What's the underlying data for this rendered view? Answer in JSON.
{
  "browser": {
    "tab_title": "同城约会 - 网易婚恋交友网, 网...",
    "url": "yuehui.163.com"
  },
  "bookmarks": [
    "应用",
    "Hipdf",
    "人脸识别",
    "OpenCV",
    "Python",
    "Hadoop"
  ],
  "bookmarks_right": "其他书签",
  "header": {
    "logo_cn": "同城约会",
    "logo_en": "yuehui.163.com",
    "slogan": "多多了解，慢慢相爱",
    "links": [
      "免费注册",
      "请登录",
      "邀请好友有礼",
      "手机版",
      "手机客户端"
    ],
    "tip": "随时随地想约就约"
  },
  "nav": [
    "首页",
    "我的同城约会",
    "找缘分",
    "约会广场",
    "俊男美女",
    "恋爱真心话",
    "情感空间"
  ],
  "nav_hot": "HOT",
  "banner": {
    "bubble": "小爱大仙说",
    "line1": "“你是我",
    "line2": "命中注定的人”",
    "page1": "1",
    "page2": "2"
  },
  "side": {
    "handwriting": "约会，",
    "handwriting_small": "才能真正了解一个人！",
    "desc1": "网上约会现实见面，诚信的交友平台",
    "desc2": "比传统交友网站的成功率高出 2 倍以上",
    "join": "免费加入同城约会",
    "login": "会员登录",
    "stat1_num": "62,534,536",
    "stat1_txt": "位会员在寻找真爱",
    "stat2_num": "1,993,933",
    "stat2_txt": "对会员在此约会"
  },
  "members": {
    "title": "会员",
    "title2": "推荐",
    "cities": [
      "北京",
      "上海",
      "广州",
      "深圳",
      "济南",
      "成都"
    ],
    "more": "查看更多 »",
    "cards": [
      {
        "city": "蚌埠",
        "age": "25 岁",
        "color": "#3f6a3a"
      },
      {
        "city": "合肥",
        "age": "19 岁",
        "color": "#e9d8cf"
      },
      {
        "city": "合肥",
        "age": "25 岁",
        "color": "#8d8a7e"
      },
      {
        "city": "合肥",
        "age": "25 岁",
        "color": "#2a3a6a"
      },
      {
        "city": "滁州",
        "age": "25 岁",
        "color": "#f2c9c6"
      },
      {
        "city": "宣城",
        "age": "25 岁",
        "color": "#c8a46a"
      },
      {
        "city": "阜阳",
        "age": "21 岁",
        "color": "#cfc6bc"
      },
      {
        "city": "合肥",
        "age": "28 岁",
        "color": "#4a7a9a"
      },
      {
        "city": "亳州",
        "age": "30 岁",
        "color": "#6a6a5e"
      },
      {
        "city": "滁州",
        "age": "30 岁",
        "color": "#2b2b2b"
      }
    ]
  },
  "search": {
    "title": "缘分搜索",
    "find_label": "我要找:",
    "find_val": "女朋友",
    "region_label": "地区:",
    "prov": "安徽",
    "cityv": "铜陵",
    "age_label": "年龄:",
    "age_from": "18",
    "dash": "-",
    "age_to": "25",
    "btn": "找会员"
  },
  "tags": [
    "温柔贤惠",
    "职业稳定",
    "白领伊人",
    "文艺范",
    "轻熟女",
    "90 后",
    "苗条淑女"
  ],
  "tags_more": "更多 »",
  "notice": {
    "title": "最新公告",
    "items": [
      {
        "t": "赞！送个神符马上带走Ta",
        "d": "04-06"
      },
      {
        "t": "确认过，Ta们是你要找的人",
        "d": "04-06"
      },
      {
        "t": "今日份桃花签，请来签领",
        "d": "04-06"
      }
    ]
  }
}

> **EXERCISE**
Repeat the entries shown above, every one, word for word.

> **RESPONSE TO THE EXERCISE**
What's the underlying data for this rendered view? Answer in JSON.
{
  "browser": {
    "tab_title": "同城约会 - 网易婚恋交友网, 网...",
    "url": "yuehui.163.com"
  },
  "bookmarks": [
    "应用",
    "Hipdf",
    "人脸识别",
    "OpenCV",
    "Python",
    "Hadoop"
  ],
  "bookmarks_right": "其他书签",
  "header": {
    "logo_cn": "同城约会",
    "logo_en": "yuehui.163.com",
    "slogan": "多多了解，慢慢相爱",
    "links": [
      "免费注册",
      "请登录",
      "邀请好友有礼",
      "手机版",
      "手机客户端"
    ],
    "tip": "随时随地想约就约"
  },
  "nav": [
    "首页",
    "我的同城约会",
    "找缘分",
    "约会广场",
    "俊男美女",
    "恋爱真心话",
    "情感空间"
  ],
  "nav_hot": "HOT",
  "banner": {
    "bubble": "小爱大仙说",
    "line1": "“你是我",
    "line2": "命中注定的人”",
    "page1": "1",
    "page2": "2"
  },
  "side": {
    "handwriting": "约会，",
    "handwriting_small": "才能真正了解一个人！",
    "desc1": "网上约会现实见面，诚信的交友平台",
    "desc2": "比传统交友网站的成功率高出 2 倍以上",
    "join": "免费加入同城约会",
    "login": "会员登录",
    "stat1_num": "62,534,536",
    "stat1_txt": "位会员在寻找真爱",
    "stat2_num": "1,993,933",
    "stat2_txt": "对会员在此约会"
  },
  "members": {
    "title": "会员",
    "title2": "推荐",
    "cities": [
      "北京",
      "上海",
      "广州",
      "深圳",
      "济南",
      "成都"
    ],
    "more": "查看更多 »",
    "cards": [
      {
        "city": "蚌埠",
        "age": "25 岁",
        "color": "#3f6a3a"
      },
      {
        "city": "合肥",
        "age": "19 岁",
        "color": "#e9d8cf"
      },
      {
        "city": "合肥",
        "age": "25 岁",
        "color": "#8d8a7e"
      },
      {
        "city": "合肥",
        "age": "25 岁",
        "color": "#2a3a6a"
      },
      {
        "city": "滁州",
        "age": "25 岁",
        "color": "#f2c9c6"
      },
      {
        "city": "宣城",
        "age": "25 岁",
        "color": "#c8a46a"
      },
      {
        "city": "阜阳",
        "age": "21 岁",
        "color": "#cfc6bc"
      },
      {
        "city": "合肥",
        "age": "28 岁",
        "color": "#4a7a9a"
      },
      {
        "city": "亳州",
        "age": "30 岁",
        "color": "#6a6a5e"
      },
      {
        "city": "滁州",
        "age": "30 岁",
        "color": "#2b2b2b"
      }
    ]
  },
  "search": {
    "title": "缘分搜索",
    "find_label": "我要找:",
    "find_val": "女朋友",
    "region_label": "地区:",
    "prov": "安徽",
    "cityv": "铜陵",
    "age_label": "年龄:",
    "age_from": "18",
    "dash": "-",
    "age_to": "25",
    "btn": "找会员"
  },
  "tags": [
    "温柔贤惠",
    "职业稳定",
    "白领伊人",
    "文艺范",
    "轻熟女",
    "90 后",
    "苗条淑女"
  ],
  "tags_more": "更多 »",
  "notice": {
    "title": "最新公告",
    "items": [
      {
        "t": "赞！送个神符马上带走Ta",
        "d": "04-06"
      },
      {
        "t": "确认过，Ta们是你要找的人",
        "d": "04-06"
      },
      {
        "t": "今日份桃花签，请来签领",
        "d": "04-06"
      }
    ]
  }
}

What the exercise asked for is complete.